Seminars Inform And Stimulate
There’s a new activity being offered to seniors living in residential care (RCFE) at the Jewish Home’s Eisenberg Village (EV) Campus. Now, in addition to painting, drama, choir, bingo, and a wide variety of discussion groups and other activities, a monthly educational seminar is available. The seminars focus on topics that are important to seniors. “Our goal is to provide an opportunity for our residents to learn from staff they are familiar with as well as speakers from the community,” said RCFE administrator Ashley Teal. “With their input, we created a list of meaningful topics, such as medication protocol, fraud prevention and reducing the risk of falls.” To date, the seminars have been well received, with attendees asking questions and sharing experiences. The topic for the most recent seminar was reducing the risk of falls. Everyone knows a fall is something that can happen to anybody at any time: we trip over a loose rug; we fall out of bed; sometimes we stand up too quickly, get dizzy and fall. But do you know the underlying reasons? Presented by EV’s director of rehabilitation, Deborah Crea, MS, PT, the seminar focused on three main causes of falls: balance, posture, and walking speed.“Our ability to balance is based on three sensory systems: vision, vestibular, or inner ear anatomy, and somatosensory, which is the ability to orient yourself using your joints, muscles, and senses,” explained Deborah. The systems can be affected by many things, including aging, a history of falls, medications, gait, neurological status, use of assistive devices, foot function, cardiovascular status, a fear of falling, vision, incontinence, joint function and pain.“For posture, the ideal is simple: head up, shoulders back, abdominals tight, and glutes tucked in,” Deborah said. If you’ve ever tried to walk while balancing a book on your head, you get the idea! This struck home with some of the residents, as they talked about the posture challenges presented by using a walker and the importance of having the device at the correct height.Last, but certainly not least, is walking speed. This is currently a hot topic in the field of physical therapy. “We are now looking at walking speed as a reflection of various underlying physiological processes,” Deborah continued. “Knowing how much time it takes for someone to walk ten feet can help us predict falls.” Walking speed tells the therapist where someone is in their overall conditioning, cardiovascular health, and ability to participate in activities. For someone being discharged from a hospital, it assists in the determination of appropriate level of care, such as assisted living or skilled nursing.After a fall, physical therapy is needed to help regain or improve overall physical status and reduce the risk of future falls. Balance can be improved by exercises, such as standing with your eyes closed, walking on uneven surfaces, standing on foam, and developing ankle/hip/stepping strategies. Other balance exercises include T’ai chi, yoga, and general strengthening exercises. Specialized testing can determine or rule out vestibular issues.After physical therapy, the goal is to maintain that newly gained physical status, and hopefully continue to build upon it. “At the EV rehab center, our goal is for physical therapy clients to complete their prescribed therapy and then incorporate exercise into their lifestyle,” said Deborah.As you can see, the seminars are comprehensive and meant to enhance the knowledge someone may already have about a particular subject. “We hope to stimulate the cognitive function of our residents in an atmosphere that requires them to listen, think, problem solve, and ask questions,” Ashley explained.“These seminars show the Jewish Home’s concern for our residents and allows us to share our own personal experiences,” said Robert Lehman, a resident at Eisenberg Village and currently serving as Resident Council President. “The fall risk reduction seminar offered good tips on measures we can all take to be safe.”One of the next seminars will focus on another resident-recommended topic of significant importance: cognitive impairment as we age and how we can lessen those effects. It’s sure to be thought provoking and stimulate a great deal of conversation!

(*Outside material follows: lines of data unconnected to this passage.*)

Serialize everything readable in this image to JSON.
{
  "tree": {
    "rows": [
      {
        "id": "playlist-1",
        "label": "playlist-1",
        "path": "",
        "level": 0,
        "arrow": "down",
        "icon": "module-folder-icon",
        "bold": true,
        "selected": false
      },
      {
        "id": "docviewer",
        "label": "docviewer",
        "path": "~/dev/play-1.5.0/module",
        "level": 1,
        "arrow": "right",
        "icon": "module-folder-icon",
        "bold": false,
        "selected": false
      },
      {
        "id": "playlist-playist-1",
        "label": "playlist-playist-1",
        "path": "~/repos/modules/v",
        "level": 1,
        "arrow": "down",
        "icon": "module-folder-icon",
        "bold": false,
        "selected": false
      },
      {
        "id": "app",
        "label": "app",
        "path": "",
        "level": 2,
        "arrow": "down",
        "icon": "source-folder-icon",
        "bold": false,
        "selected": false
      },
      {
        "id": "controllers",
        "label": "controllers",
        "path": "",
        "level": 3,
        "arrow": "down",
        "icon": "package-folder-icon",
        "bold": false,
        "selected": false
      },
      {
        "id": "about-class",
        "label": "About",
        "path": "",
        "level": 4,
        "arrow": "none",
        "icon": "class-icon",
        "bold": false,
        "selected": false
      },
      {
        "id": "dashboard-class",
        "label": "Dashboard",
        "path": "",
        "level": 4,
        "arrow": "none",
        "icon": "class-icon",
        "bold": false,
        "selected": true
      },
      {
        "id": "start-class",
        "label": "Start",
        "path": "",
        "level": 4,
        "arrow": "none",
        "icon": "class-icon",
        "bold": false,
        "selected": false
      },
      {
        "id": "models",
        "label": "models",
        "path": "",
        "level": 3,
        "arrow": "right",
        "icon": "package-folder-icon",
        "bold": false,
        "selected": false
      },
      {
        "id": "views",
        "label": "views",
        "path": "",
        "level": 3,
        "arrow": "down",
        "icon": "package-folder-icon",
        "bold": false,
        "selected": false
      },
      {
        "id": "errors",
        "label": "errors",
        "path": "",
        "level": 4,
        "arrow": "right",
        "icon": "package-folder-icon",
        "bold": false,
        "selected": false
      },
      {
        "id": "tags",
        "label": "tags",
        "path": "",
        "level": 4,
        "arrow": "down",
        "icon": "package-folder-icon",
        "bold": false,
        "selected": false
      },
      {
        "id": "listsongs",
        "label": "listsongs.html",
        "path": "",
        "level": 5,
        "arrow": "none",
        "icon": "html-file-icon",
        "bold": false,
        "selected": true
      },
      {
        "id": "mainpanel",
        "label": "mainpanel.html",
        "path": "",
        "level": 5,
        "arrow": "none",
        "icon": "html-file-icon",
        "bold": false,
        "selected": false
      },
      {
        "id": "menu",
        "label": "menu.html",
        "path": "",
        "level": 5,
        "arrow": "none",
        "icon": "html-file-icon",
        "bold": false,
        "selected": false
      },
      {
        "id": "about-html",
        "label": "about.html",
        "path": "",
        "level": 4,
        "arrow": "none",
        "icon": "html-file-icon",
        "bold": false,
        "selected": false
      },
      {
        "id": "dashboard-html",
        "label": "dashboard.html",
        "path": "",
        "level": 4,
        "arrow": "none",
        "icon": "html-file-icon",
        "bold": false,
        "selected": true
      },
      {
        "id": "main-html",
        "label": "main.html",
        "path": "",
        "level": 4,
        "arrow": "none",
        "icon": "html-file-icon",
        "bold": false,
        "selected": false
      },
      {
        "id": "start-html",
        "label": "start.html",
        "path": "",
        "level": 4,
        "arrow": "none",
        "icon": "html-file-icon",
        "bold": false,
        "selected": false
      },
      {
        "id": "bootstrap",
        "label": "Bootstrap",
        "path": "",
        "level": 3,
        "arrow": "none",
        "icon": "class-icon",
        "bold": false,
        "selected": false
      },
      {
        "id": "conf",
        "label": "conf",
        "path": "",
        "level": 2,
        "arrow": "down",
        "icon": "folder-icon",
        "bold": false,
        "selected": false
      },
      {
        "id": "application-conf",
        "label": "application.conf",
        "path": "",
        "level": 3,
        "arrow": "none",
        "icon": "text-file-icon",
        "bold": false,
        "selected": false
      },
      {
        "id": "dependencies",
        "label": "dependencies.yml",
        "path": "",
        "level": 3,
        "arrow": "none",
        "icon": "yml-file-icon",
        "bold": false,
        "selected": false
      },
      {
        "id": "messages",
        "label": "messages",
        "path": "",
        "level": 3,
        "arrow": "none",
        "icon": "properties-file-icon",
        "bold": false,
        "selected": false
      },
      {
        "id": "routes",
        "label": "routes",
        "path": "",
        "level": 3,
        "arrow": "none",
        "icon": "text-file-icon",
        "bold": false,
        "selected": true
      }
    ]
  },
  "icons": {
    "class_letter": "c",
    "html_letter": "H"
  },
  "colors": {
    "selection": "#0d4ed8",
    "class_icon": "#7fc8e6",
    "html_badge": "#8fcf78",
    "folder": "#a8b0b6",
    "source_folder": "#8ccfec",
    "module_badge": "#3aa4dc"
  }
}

Training Session on California Initiative
The way we access healthcare in the United States is changing rapidly. For seniors, their families, and medical providers, these changes can be challenging to understand. On Wednesday, June 18th, the Los Angeles Jewish Home hosted a training session to help geriatric social workers and nursing home administrators gain insight into California's Coordinated Care Initiative, or CCI. The initiative is being implemented across the state to integrate medical, behavioral and long-term care services for individuals who receive both Medicare and Medi-Cal, known as dual eligibles, and those with Medi-Cal only. The training session was opened by the Jewish Home's CEO-President Molly Forrest, who welcomed the attendees and spoke briefly about the Home and the impact of healthcare reform on seniors. Denny Chan, staff attorney for the National Senior Citizens Law Center, provided an overview of CCI. He reviewed the major changes brought about by the initiative, with the major difference being the integration of Medicare and Medi-Cal benefits into one managed care plan. "Most dual eligibles will have the option to join Cal MediConnect, which currently is offered through five managed care plans in Los Angeles County," he explained. When a person with dual eligibility receives notification that they must make a choice, they have three options: Opt-in (choose a Cal MediConnect plan)Opt-out (choose an alternative, such as a PACE program)Do nothing, which means the individual will be passively enrolled into a Cal MediConnect plan as chosen by the State. PACE, one of the alternatives to Cal MediConnect, is currently available at the Jewish Home's Grancell Village Campus. The Brandman Centers for Senior Care (BCSC) is a Program of All-inclusive Care for the Elderly, or PACE. The program offers adult day healthcare, including medical care, activities, physical therapy, meals, transportation and other personal services to seniors who are eligible for admission to a nursing home but have elected to remain safely in their own homes. Mari Abrams, director of marketing for BCSC, spoke about PACE and the benefits of participation.The training session came to an end with a lively question and answer session. What could be a difficult and dry subject was made understandable and even enjoyable by the speakers and their presentations.For more information about the Brandman Centers for Senior Care, please visit their website at www.brandmanseniorcare.org.